The organization had a good turnout in the last election and helped Gabe Vasquez be elected to the U.S. House of Representatives, serving New Mexico's second congressional district in the southern half of the state, Rodriguez said. 

“We did see that change,” he said. “We saw that people went out and voted, and we're very happy with it. This year, we're going to be doing the same thing, and going out and getting people to vote.That's really important because if we want change, our members are going to be that change.”

Increasing voter participation is also integral to attracting candidates who represent the people instead of the oil and gas industry. There haven’t been many such candidates on the ballot, leaving oil and gas families with limited electoral options and, consequently, limited power, Rodriguez said. He’s hopeful this will turn around as more of the workforce gets out to vote.

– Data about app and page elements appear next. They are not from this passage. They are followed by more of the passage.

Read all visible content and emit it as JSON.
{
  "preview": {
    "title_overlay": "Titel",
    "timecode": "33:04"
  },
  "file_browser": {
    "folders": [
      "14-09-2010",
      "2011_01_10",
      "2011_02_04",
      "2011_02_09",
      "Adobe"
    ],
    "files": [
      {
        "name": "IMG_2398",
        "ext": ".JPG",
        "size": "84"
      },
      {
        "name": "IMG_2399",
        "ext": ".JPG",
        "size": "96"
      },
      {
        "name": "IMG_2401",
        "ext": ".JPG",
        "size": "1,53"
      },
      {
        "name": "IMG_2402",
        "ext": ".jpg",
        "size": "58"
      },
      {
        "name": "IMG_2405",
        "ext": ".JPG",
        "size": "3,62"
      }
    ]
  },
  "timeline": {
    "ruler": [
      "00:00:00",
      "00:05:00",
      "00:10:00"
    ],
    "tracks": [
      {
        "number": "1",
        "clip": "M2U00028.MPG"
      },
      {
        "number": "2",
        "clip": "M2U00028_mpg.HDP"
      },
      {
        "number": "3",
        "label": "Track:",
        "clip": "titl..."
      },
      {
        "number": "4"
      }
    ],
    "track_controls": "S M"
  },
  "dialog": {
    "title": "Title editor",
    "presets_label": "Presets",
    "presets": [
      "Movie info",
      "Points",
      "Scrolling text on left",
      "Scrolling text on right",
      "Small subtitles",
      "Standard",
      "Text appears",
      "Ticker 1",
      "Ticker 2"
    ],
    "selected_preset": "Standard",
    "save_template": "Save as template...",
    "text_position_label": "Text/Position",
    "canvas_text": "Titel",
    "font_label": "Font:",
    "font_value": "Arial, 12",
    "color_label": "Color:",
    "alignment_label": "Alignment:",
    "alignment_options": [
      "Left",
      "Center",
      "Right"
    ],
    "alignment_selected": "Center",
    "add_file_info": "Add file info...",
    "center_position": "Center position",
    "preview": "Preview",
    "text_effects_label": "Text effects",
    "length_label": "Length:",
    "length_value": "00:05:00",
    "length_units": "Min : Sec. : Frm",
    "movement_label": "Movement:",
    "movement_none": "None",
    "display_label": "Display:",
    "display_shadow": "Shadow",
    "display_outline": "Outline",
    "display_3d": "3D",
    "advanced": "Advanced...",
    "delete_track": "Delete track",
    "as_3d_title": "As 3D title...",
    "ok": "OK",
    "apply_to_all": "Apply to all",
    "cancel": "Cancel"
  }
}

Although oil and gas families make up the majority of the population in southeastern New Mexico, their mixed status means they are less represented in the local electorate. While Somos is increasing voter turnout among citizens, the fact that many residents in the Permian Basin are ineligible to vote is a major limitation.

The organization works to change this by assisting immigrants in attaining citizenship through its Citizenship Now program, which is currently assisting 51 participants with the necessary paperwork. So far, 282 immigrants became U.S. citizens through the program. It is a slow process that won’t change the outcome of elections right away, but it drastically changes outcomes for those who are able to successfully complete the process.

Riya Anne Polcastro headshot

Riya Anne Polcastro is an author, photographer and adventurer based out of Baja California Sur, México. She enjoys writing just about anything, from gritty fiction to business and environmental issues. She is especially interested in how sustainability can be harnessed to encourage economic and environmental equity between the Global South and North. One day she hopes to travel the world with nothing but a backpack and her trusty laptop.

Read more stories by Riya Anne Polcastro